Identify and pull out each line of the entries in which "title" occurs.

- Recorded information
[Start of section]
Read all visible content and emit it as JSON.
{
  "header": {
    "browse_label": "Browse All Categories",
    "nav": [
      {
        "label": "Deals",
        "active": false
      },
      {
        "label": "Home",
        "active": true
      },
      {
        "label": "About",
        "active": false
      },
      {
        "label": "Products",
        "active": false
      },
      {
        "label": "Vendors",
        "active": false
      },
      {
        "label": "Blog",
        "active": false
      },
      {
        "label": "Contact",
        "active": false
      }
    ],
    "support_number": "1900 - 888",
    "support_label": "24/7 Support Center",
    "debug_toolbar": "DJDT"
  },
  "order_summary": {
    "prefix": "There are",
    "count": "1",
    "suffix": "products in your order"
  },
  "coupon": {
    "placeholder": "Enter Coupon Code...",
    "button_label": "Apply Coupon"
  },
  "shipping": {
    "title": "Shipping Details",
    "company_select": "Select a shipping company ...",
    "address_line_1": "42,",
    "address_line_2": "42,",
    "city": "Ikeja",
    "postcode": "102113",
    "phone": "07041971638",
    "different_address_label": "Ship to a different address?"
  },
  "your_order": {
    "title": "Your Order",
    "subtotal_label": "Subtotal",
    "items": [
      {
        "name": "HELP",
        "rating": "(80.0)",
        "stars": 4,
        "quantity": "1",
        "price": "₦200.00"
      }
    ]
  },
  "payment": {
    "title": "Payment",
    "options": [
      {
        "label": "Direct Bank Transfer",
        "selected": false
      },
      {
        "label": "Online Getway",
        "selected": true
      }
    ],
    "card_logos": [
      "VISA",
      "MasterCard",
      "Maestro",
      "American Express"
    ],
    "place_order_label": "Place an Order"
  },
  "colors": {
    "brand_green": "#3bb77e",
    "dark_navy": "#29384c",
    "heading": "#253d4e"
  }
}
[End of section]
- Response area
    "title": "Shipping Details",
    "title": "Your Order",
    "title": "Payment",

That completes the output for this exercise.